[Items from an interface collection]
*-*-*

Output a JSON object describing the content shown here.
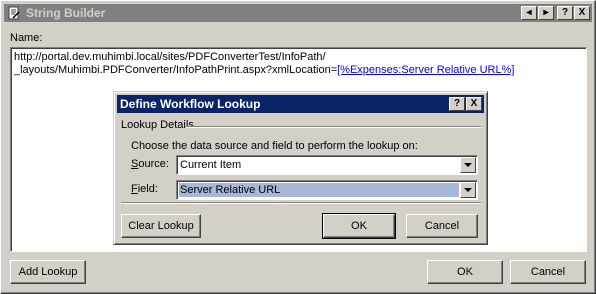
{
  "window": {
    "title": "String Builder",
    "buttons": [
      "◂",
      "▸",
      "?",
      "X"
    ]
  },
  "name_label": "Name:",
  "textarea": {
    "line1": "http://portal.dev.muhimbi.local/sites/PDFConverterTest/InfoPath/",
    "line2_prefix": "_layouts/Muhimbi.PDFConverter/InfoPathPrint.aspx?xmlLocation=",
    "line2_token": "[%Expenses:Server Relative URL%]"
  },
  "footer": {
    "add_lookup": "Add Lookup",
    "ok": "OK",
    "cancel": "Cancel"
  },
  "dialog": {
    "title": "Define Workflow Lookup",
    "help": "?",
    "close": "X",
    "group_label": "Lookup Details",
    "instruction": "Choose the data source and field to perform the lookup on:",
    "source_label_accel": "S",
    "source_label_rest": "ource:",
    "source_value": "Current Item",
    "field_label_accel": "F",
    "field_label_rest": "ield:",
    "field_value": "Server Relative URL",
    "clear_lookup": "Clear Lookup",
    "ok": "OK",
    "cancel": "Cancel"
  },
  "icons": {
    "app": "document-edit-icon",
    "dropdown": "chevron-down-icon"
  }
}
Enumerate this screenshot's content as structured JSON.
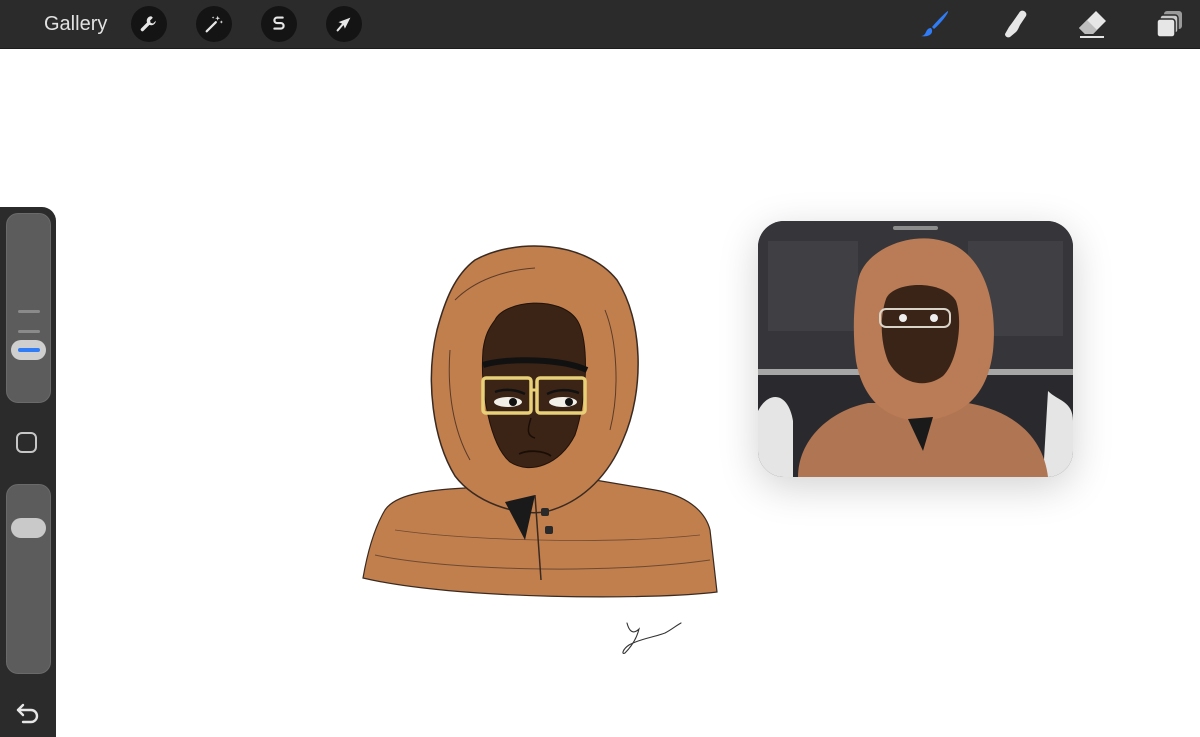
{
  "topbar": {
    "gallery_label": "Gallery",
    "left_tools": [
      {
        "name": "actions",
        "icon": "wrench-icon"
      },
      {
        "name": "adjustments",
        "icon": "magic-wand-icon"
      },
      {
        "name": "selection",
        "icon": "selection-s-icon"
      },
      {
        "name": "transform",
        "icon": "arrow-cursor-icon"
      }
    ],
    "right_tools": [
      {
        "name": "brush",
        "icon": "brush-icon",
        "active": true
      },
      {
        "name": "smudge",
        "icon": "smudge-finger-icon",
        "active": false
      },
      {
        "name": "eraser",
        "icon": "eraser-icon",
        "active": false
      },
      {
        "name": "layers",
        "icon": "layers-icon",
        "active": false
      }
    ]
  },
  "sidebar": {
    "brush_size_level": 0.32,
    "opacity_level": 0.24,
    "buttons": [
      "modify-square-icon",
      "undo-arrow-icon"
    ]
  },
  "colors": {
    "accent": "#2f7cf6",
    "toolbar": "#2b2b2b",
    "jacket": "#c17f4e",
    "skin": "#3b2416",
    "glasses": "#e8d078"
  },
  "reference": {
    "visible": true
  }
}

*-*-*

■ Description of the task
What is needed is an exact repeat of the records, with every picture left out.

■ Solution to the problem
Output a JSON object describing the content shown here.
{
  "window": {
    "title": "String Builder",
    "buttons": [
      "◂",
      "▸",
      "?",
      "X"
    ]
  },
  "name_label": "Name:",
  "textarea": {
    "line1": "http://portal.dev.muhimbi.local/sites/PDFConverterTest/InfoPath/",
    "line2_prefix": "_layouts/Muhimbi.PDFConverter/InfoPathPrint.aspx?xmlLocation=",
    "line2_token": "[%Expenses:Server Relative URL%]"
  },
  "footer": {
    "add_lookup": "Add Lookup",
    "ok": "OK",
    "cancel": "Cancel"
  },
  "dialog": {
    "title": "Define Workflow Lookup",
    "help": "?",
    "close": "X",
    "group_label": "Lookup Details",
    "instruction": "Choose the data source and field to perform the lookup on:",
    "source_label_accel": "S",
    "source_label_rest": "ource:",
    "source_value": "Current Item",
    "field_label_accel": "F",
    "field_label_rest": "ield:",
    "field_value": "Server Relative URL",
    "clear_lookup": "Clear Lookup",
    "ok": "OK",
    "cancel": "Cancel"
  },
  "icons": {
    "app": "document-edit-icon",
    "dropdown": "chevron-down-icon"
  }
}
Enumerate this screenshot's content as structured JSON.
{
  "topbar": {
    "gallery_label": "Gallery",
    "left_tools": [
      {
        "name": "actions",
        "icon": "wrench-icon"
      },
      {
        "name": "adjustments",
        "icon": "magic-wand-icon"
      },
      {
        "name": "selection",
        "icon": "selection-s-icon"
      },
      {
        "name": "transform",
        "icon": "arrow-cursor-icon"
      }
    ],
    "right_tools": [
      {
        "name": "brush",
        "icon": "brush-icon",
        "active": true
      },
      {
        "name": "smudge",
        "icon": "smudge-finger-icon",
        "active": false
      },
      {
        "name": "eraser",
        "icon": "eraser-icon",
        "active": false
      },
      {
        "name": "layers",
        "icon": "layers-icon",
        "active": false
      }
    ]
  },
  "sidebar": {
    "brush_size_level": 0.32,
    "opacity_level": 0.24,
    "buttons": [
      "modify-square-icon",
      "undo-arrow-icon"
    ]
  },
  "colors": {
    "accent": "#2f7cf6",
    "toolbar": "#2b2b2b",
    "jacket": "#c17f4e",
    "skin": "#3b2416",
    "glasses": "#e8d078"
  },
  "reference": {
    "visible": true
  }
}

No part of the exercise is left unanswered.